▶ [Records provided]:
■ ■ ■

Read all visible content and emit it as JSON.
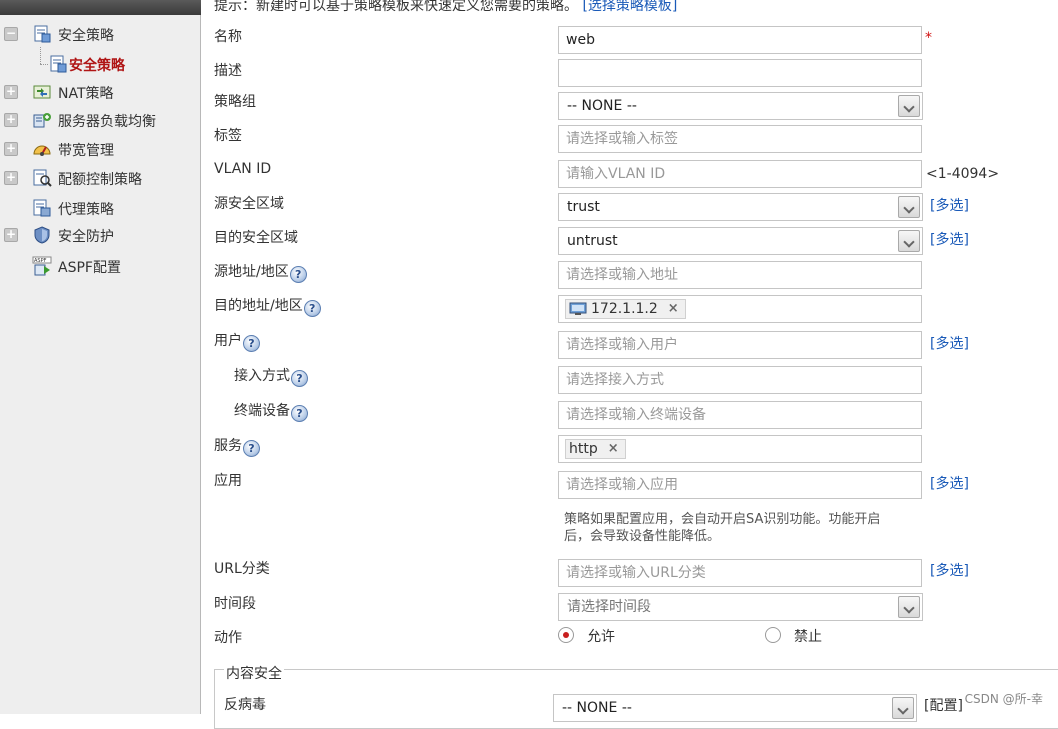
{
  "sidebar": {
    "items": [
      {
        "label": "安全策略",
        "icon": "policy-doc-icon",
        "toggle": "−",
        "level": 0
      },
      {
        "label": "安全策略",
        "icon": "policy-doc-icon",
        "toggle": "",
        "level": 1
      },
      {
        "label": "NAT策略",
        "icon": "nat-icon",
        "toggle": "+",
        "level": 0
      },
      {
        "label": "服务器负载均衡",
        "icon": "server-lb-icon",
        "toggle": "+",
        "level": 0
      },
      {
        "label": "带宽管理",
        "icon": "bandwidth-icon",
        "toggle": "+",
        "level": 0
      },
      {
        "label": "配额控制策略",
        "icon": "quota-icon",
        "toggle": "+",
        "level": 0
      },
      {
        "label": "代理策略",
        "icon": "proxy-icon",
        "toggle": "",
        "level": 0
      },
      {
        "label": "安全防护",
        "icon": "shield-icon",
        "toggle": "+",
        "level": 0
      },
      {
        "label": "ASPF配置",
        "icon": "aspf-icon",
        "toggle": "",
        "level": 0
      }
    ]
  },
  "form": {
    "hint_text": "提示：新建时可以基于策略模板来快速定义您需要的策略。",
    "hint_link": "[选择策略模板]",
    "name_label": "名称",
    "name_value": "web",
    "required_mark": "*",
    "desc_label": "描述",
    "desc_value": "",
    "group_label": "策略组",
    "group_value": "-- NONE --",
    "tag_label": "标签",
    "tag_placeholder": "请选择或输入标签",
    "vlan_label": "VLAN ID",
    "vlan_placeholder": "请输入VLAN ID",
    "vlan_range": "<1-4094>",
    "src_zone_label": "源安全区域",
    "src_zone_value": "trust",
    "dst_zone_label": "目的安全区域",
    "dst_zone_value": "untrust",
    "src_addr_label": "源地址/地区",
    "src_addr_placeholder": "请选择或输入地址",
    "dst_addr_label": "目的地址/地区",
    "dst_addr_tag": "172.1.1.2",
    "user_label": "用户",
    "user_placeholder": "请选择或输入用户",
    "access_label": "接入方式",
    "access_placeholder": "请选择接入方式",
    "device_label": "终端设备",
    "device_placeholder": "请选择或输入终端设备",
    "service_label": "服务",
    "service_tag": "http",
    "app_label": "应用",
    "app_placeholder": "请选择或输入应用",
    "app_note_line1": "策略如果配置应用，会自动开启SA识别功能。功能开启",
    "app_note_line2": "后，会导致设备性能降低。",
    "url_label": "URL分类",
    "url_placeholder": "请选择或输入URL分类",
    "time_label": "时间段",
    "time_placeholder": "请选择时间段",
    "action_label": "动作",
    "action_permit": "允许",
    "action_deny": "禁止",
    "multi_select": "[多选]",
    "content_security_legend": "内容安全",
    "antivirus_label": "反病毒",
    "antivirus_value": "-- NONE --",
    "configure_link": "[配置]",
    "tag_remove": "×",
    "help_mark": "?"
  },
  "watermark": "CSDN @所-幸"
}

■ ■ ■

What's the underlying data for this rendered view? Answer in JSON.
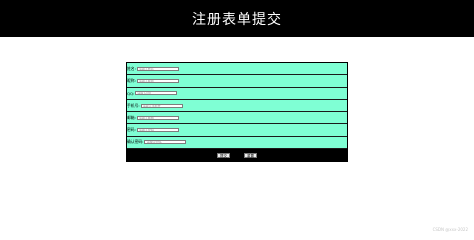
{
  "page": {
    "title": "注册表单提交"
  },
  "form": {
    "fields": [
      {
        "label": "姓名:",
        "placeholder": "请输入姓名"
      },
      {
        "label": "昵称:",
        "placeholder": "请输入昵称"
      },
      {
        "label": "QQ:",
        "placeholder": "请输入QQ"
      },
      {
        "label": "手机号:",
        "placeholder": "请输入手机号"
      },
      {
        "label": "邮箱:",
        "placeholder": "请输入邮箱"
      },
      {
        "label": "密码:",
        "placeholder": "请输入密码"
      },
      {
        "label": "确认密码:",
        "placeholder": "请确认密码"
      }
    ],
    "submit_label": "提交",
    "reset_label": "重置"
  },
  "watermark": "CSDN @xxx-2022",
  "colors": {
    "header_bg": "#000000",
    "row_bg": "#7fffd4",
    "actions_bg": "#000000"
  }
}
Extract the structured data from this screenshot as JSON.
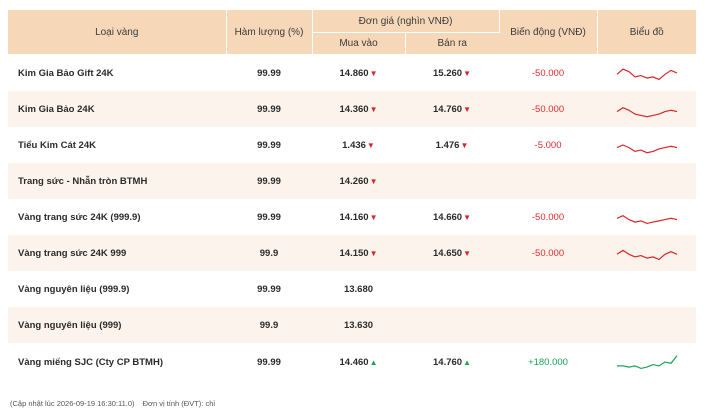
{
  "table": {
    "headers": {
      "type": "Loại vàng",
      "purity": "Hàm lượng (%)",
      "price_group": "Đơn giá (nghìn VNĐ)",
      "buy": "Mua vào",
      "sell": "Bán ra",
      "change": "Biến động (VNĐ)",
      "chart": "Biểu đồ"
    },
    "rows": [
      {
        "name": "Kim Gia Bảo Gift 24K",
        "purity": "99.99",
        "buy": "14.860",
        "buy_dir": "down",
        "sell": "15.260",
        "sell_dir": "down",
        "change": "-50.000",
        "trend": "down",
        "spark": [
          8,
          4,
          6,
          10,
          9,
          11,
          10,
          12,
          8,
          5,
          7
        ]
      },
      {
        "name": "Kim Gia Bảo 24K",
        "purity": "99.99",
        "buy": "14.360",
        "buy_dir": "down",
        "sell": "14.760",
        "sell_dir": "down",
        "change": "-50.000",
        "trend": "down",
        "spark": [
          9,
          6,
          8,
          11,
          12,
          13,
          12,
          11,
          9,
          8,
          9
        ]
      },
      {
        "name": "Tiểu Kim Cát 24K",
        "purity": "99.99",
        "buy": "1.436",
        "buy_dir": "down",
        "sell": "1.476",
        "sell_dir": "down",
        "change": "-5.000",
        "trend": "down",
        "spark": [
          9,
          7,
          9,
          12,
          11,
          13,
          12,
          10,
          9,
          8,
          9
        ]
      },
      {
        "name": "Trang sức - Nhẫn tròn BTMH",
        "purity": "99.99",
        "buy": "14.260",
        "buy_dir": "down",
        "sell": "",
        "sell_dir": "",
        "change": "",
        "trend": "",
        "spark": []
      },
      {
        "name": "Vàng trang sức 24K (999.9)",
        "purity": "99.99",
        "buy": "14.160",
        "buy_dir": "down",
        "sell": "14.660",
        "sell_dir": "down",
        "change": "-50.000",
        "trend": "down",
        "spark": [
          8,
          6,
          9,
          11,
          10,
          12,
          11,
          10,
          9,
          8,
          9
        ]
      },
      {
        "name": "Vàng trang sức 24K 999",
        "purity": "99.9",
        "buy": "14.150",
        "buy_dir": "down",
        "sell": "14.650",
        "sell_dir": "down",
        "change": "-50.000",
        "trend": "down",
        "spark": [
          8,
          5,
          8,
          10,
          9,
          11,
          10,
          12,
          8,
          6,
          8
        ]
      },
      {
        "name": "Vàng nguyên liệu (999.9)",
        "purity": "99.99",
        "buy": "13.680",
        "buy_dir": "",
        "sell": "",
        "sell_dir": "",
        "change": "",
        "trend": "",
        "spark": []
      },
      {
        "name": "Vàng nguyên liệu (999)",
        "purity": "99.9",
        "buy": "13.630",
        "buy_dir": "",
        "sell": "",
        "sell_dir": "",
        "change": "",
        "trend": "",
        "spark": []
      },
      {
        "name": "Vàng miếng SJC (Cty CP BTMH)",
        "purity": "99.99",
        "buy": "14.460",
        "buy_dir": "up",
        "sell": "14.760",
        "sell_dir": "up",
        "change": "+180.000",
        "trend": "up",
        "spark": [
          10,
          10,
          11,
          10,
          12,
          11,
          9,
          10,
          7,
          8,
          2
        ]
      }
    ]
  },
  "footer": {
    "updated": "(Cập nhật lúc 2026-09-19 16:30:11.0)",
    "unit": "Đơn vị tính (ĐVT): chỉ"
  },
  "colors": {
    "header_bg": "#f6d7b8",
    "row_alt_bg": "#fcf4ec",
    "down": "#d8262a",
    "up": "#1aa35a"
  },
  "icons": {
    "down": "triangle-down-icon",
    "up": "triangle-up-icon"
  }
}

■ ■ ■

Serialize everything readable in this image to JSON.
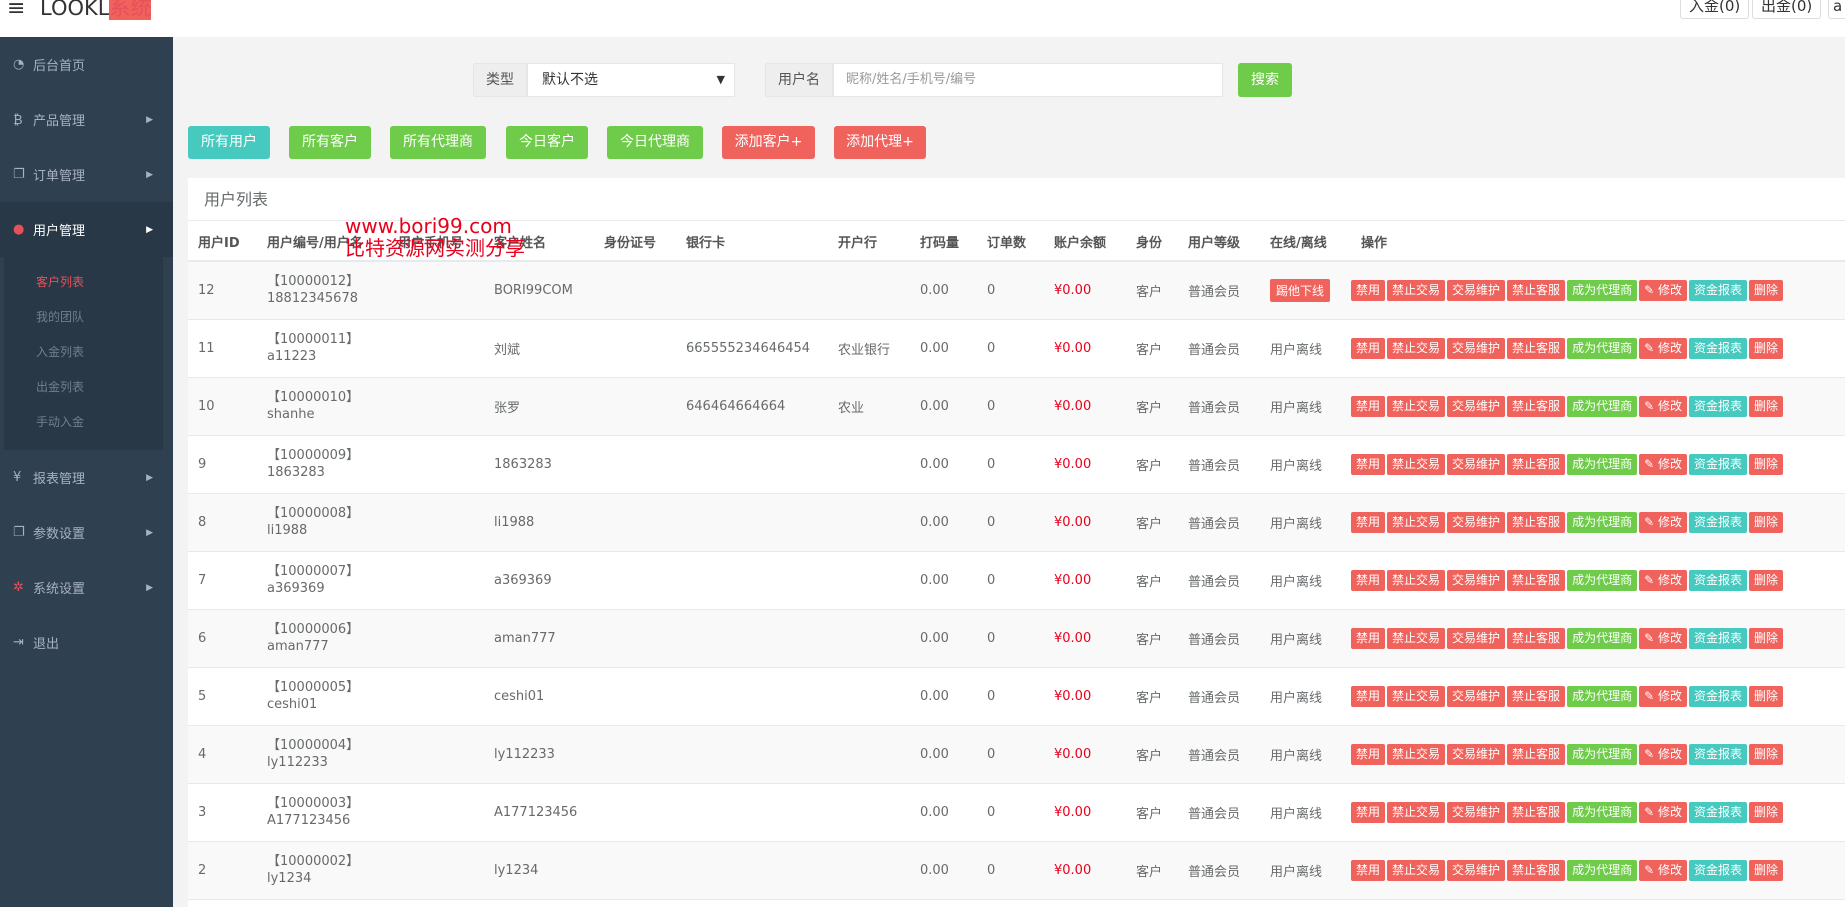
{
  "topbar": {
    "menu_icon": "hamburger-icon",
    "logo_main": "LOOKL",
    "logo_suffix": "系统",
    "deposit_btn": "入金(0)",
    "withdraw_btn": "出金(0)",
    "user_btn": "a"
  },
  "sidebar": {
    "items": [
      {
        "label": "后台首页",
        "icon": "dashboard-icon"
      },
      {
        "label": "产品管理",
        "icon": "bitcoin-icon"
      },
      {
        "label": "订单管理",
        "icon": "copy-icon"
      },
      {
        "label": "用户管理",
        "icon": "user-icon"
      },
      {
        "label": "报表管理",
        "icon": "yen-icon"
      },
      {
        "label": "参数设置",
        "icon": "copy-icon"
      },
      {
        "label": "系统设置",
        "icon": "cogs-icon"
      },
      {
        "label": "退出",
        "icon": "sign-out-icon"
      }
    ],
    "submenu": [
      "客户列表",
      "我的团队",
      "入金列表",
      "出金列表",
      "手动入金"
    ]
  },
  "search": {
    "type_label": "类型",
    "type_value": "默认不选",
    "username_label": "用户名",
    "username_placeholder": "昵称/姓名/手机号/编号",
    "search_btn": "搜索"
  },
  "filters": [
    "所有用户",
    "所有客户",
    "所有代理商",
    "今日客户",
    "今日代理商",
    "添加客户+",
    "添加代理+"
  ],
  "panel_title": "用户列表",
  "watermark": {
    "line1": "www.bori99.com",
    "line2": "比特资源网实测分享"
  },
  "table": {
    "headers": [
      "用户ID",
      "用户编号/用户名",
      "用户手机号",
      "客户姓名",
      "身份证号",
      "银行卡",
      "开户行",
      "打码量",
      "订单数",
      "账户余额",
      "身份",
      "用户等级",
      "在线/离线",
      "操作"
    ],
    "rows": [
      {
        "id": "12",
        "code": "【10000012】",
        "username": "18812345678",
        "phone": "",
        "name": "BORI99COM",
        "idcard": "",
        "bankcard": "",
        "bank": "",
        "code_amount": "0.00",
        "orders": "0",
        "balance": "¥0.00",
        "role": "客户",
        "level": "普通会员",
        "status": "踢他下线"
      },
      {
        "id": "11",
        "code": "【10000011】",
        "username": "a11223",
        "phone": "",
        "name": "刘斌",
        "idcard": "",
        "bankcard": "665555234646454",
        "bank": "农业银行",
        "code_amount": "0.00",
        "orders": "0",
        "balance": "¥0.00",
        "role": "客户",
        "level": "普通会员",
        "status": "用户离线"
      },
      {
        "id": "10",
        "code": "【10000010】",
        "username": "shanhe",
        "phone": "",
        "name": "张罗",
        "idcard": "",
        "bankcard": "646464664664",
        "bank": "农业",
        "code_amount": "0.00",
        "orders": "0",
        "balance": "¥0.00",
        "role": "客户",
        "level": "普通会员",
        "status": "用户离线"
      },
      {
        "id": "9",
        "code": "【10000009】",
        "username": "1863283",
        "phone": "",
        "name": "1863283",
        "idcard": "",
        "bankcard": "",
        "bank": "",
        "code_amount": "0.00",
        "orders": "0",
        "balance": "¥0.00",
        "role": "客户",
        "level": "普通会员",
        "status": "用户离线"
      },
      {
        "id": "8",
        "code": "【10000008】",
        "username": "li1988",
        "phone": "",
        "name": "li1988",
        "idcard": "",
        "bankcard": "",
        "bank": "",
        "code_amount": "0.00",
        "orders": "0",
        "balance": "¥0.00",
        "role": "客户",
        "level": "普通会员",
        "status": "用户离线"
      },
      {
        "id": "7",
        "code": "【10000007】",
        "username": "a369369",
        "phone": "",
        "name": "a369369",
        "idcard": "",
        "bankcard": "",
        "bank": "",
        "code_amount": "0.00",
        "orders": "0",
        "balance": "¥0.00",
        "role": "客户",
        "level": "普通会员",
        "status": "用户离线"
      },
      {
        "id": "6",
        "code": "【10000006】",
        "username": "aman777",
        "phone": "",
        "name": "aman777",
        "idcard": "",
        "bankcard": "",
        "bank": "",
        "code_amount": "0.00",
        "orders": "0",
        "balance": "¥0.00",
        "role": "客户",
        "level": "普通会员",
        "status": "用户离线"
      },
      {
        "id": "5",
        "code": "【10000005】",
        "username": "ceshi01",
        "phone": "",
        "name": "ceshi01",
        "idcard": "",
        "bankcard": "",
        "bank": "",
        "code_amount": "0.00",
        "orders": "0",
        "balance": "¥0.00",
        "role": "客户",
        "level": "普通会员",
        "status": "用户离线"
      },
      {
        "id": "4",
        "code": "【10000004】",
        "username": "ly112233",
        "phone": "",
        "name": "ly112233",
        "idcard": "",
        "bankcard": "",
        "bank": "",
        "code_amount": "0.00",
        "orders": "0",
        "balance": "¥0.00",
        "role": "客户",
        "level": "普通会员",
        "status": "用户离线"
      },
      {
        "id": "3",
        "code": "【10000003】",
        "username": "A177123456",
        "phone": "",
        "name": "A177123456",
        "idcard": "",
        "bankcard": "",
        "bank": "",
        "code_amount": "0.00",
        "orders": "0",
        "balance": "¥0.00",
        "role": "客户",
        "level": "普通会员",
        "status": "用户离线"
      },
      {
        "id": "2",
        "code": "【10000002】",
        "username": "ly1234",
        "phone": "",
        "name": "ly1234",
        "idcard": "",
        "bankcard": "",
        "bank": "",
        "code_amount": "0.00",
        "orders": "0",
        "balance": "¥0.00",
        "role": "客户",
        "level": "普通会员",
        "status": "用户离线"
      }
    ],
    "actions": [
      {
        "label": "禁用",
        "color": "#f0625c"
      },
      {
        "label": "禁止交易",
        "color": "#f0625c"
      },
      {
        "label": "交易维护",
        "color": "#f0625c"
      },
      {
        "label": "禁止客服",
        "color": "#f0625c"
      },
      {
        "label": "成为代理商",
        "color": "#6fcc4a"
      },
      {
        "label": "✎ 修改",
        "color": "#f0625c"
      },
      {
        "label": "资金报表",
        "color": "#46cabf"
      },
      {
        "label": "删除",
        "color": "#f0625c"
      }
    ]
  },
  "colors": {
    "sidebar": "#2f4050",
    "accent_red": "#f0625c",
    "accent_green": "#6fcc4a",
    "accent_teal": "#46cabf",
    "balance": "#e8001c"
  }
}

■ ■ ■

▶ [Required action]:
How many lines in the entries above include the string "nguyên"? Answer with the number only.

▶ [Answer to this problem]:
2